* [Dataset extract]:

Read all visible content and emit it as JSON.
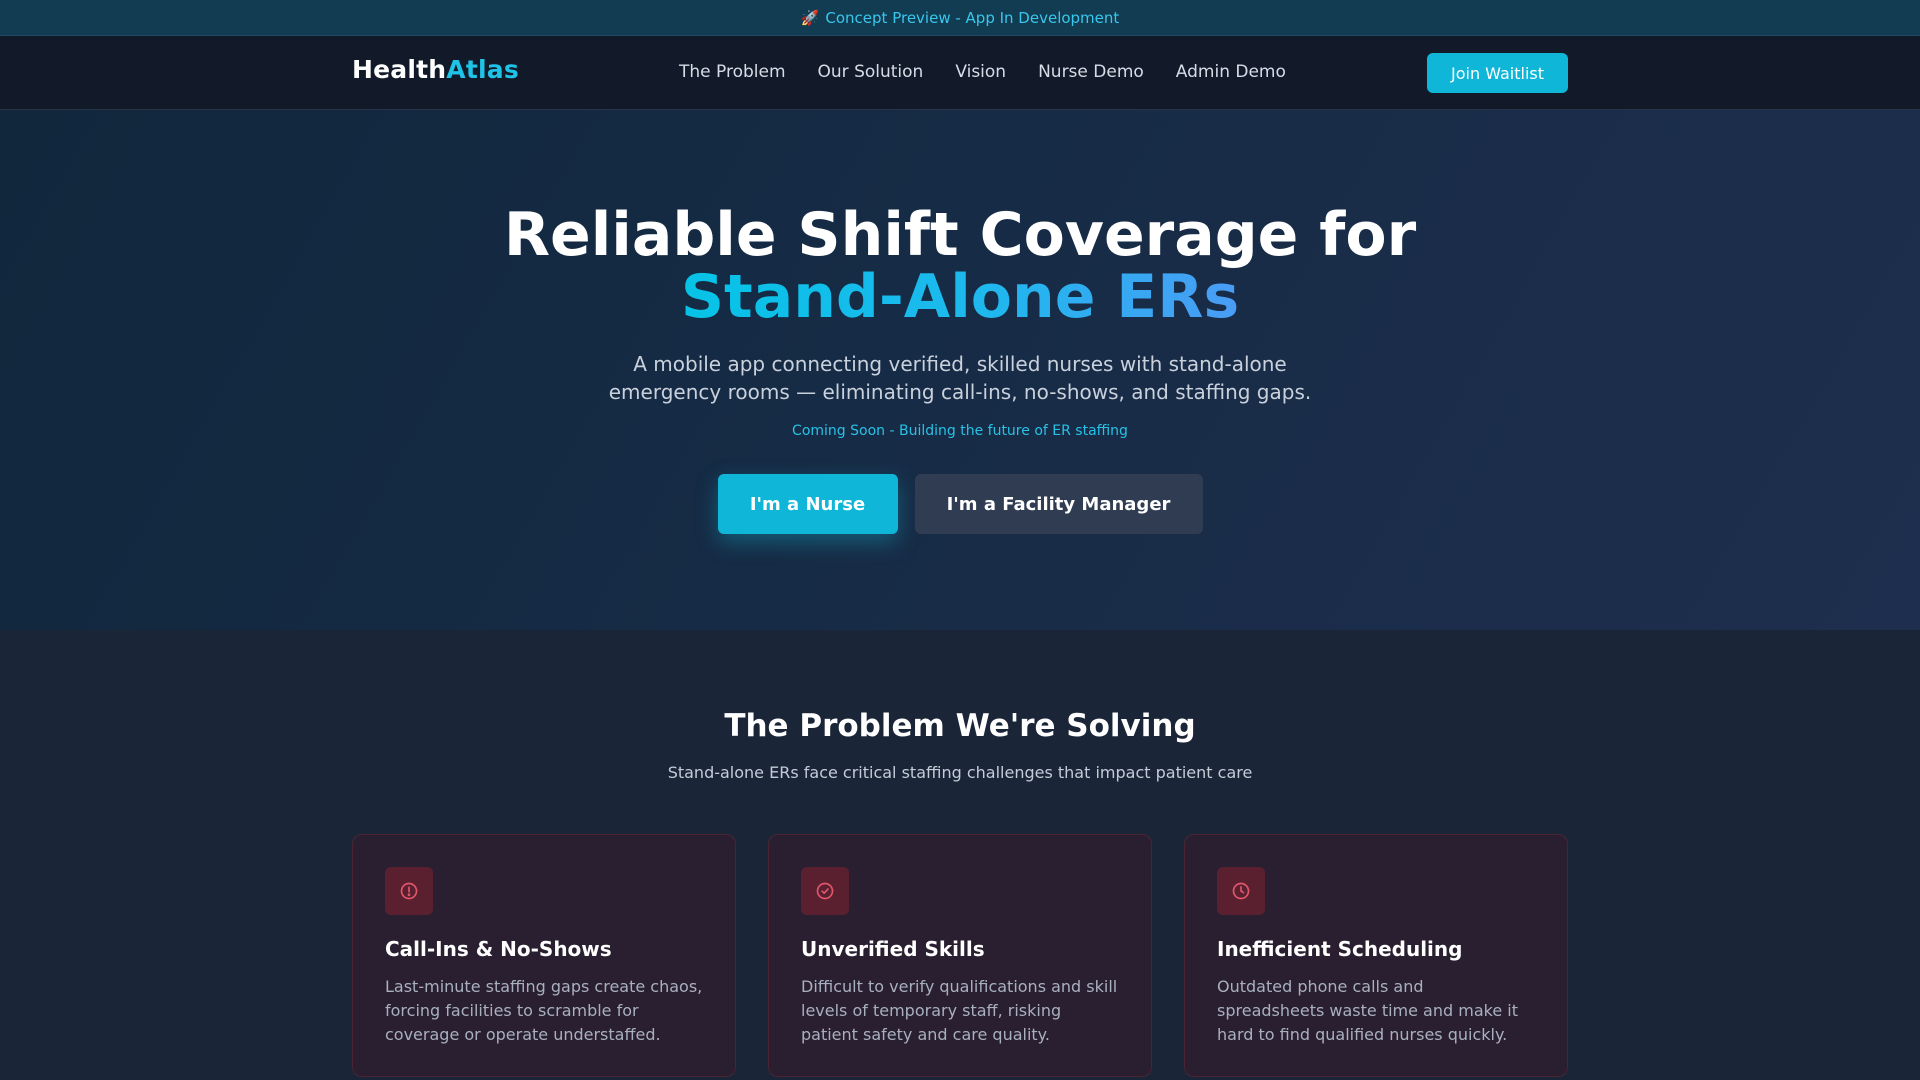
{
  "banner": {
    "icon": "rocket-icon",
    "emoji": "🚀",
    "text": "Concept Preview - App In Development"
  },
  "nav": {
    "logo_main": "Health",
    "logo_accent": "Atlas",
    "links": [
      "The Problem",
      "Our Solution",
      "Vision",
      "Nurse Demo",
      "Admin Demo"
    ],
    "cta": "Join Waitlist"
  },
  "hero": {
    "title_line1": "Reliable Shift Coverage for",
    "title_line2": "Stand-Alone ERs",
    "subtitle_line1": "A mobile app connecting verified, skilled nurses with stand-alone",
    "subtitle_line2": "emergency rooms — eliminating call-ins, no-shows, and staffing gaps.",
    "coming_soon": "Coming Soon - Building the future of ER staffing",
    "btn_nurse": "I'm a Nurse",
    "btn_facility": "I'm a Facility Manager"
  },
  "problem": {
    "title": "The Problem We're Solving",
    "subtitle": "Stand-alone ERs face critical staffing challenges that impact patient care",
    "cards": [
      {
        "icon": "alert-circle-icon",
        "title": "Call-Ins & No-Shows",
        "line1": "Last-minute staffing gaps create chaos,",
        "line2": "forcing facilities to scramble for",
        "line3": "coverage or operate understaffed."
      },
      {
        "icon": "check-circle-icon",
        "title": "Unverified Skills",
        "line1": "Difficult to verify qualifications and skill",
        "line2": "levels of temporary staff, risking",
        "line3": "patient safety and care quality."
      },
      {
        "icon": "clock-icon",
        "title": "Inefficient Scheduling",
        "line1": "Outdated phone calls and",
        "line2": "spreadsheets waste time and make it",
        "line3": "hard to find qualified nurses quickly."
      }
    ]
  },
  "colors": {
    "accent": "#0fb6d8",
    "card_icon": "#e0566b",
    "card_bg": "#2a1f30",
    "page_bg": "#1b2538"
  }
}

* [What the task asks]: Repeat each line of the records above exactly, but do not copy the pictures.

* [Solution to this problem]:
Read all visible content and emit it as JSON.
{
  "banner": {
    "icon": "rocket-icon",
    "emoji": "🚀",
    "text": "Concept Preview - App In Development"
  },
  "nav": {
    "logo_main": "Health",
    "logo_accent": "Atlas",
    "links": [
      "The Problem",
      "Our Solution",
      "Vision",
      "Nurse Demo",
      "Admin Demo"
    ],
    "cta": "Join Waitlist"
  },
  "hero": {
    "title_line1": "Reliable Shift Coverage for",
    "title_line2": "Stand-Alone ERs",
    "subtitle_line1": "A mobile app connecting verified, skilled nurses with stand-alone",
    "subtitle_line2": "emergency rooms — eliminating call-ins, no-shows, and staffing gaps.",
    "coming_soon": "Coming Soon - Building the future of ER staffing",
    "btn_nurse": "I'm a Nurse",
    "btn_facility": "I'm a Facility Manager"
  },
  "problem": {
    "title": "The Problem We're Solving",
    "subtitle": "Stand-alone ERs face critical staffing challenges that impact patient care",
    "cards": [
      {
        "icon": "alert-circle-icon",
        "title": "Call-Ins & No-Shows",
        "line1": "Last-minute staffing gaps create chaos,",
        "line2": "forcing facilities to scramble for",
        "line3": "coverage or operate understaffed."
      },
      {
        "icon": "check-circle-icon",
        "title": "Unverified Skills",
        "line1": "Difficult to verify qualifications and skill",
        "line2": "levels of temporary staff, risking",
        "line3": "patient safety and care quality."
      },
      {
        "icon": "clock-icon",
        "title": "Inefficient Scheduling",
        "line1": "Outdated phone calls and",
        "line2": "spreadsheets waste time and make it",
        "line3": "hard to find qualified nurses quickly."
      }
    ]
  },
  "colors": {
    "accent": "#0fb6d8",
    "card_icon": "#e0566b",
    "card_bg": "#2a1f30",
    "page_bg": "#1b2538"
  }
}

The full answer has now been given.